Rosenberg, Mica, Kristina Cooke, and Reade Levinson. “U.S. Immigration Officials Spread Coronavirus with Detainee Transfers.” Reuters, July 17, 2020. A detailed Reuters review of ICE data, attained through court records, shows how detainee transfers between ICE detention centers after hundreds of detainees testing positive for COVID-19 led to super-spreading events.


Spagat, Elliot. “How the Coronavirus Spread through One Immigration Facility.” AP News, July 19, 2020. An investigation into the Otay Mesa Detention Center in San Diego reveals how it became the site of a big outbreak in ICE’s 221 detention centers. Many shortcomings in how the private company that manages the center handled the spread of the disease are examined.

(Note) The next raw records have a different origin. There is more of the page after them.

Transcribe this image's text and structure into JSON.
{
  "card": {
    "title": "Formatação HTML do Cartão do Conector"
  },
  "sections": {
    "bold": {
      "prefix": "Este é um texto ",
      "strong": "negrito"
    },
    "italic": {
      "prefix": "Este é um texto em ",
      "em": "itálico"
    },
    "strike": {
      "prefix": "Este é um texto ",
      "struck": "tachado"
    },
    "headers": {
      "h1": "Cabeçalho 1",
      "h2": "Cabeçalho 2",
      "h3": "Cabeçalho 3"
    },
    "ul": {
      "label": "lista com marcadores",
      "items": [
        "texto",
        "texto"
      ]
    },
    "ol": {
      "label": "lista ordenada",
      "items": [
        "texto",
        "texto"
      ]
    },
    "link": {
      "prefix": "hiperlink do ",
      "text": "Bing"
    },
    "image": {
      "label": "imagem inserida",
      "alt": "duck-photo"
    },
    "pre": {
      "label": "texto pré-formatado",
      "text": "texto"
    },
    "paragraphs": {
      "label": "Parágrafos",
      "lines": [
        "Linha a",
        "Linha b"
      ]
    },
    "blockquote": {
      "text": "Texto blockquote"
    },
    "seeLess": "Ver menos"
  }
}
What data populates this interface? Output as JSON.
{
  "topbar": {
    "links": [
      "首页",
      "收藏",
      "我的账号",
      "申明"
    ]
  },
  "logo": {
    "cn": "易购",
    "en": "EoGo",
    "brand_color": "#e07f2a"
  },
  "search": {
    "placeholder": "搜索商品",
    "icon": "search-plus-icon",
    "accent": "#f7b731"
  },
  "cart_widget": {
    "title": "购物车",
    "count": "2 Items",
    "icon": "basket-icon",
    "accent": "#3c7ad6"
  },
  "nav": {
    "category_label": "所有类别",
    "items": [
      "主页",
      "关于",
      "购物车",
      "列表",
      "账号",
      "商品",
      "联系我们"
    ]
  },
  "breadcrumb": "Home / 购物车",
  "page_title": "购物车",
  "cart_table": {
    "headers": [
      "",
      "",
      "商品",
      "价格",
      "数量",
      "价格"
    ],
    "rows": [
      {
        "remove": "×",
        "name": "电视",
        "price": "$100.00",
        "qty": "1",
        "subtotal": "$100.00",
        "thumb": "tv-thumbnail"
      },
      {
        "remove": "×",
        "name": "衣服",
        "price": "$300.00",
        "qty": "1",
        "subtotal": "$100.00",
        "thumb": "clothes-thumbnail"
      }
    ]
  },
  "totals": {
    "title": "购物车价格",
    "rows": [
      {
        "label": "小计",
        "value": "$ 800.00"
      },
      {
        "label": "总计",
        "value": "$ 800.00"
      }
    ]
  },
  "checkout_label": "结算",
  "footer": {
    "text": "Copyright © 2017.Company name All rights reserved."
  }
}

Gomez, Melissa. “Many Latino Workers Fear Getting Tested for COVID-19. A San Francisco Program Aims to Change That.” Los Angeles Times, July 21, 2020. A San Francisco program created culturally-sensitive solutions to combat the high infection rates among Latinos.

Alvarez, Priscilla, and Geneva Sands. “Judge Rejects Plea to Release Immigrant Families in Detention Due to Covid-19.” CNN, July 23, 2020. Advocates called for the release of all detainees due to heightened health risks from COVID-19 pandemic, and Judge James Boasberg in the US District Court for the District of Columbia ruled against their blanket release. However, the ruling stated that entire families need to be released, not just children.


Il, Rong-gong Lin, Sean Greene, and Priscella Vega. “Coronavirus Is Killing More Californians than Ever before, and Cruel Inequities Are Worsening.” Los Angeles Times, July 24, 2020. An extensive report on how Californians of color, especially Latinx residents, are far more likely to become infected or die from the coronavirus. The most recent surge in cases exacerbates those inequities. The article also notes the health impact of COVID-19 on farmworkers and healthcare workers.


Kavalakatt, Rachel. “‘A History of Racist Policies and Practices’: Coronavirus Reveals Racial Disparities in Healthcare.The Stanford Daily, July 25, 2020. While race-based data on the public health impact from the COVID-19 are incomplete, researchers write that the pandemic has “unearthed existing racial disparities in healthcare, with Black and Hispanic populations disproportionately affected and making up approximately 60% of all COVID-19 cases and over 50% of deaths in California.” The causes for this disparity include: higher rates of existing conditions, difficulty of accessing preventative measures due to lower social economic status, occupational exposure, and other historic policies of exclusion.


Narea, Nicole. “The Trump Administration’s Choice for Immigrant Families in Detention: Separate or Risk Covid-19.” Vox, July 29, 2020. Vox explores how family separations are more rare simply because the asylum system has shut down during COVID-19 pandemic. It also notes the health risks of staying in immigration detention centers, and the limitation of the July 27 order by District Judge Dolly Gee.

Dooling, Shannon. “New Survey Shows The Pandemic’s Toll On Immigrant Households Throughout Mass.” WBUR from NPR, July 31, 2020. A recent survey quantifies food and housing insecurity and job loss in Massachusetts’s immigrant families.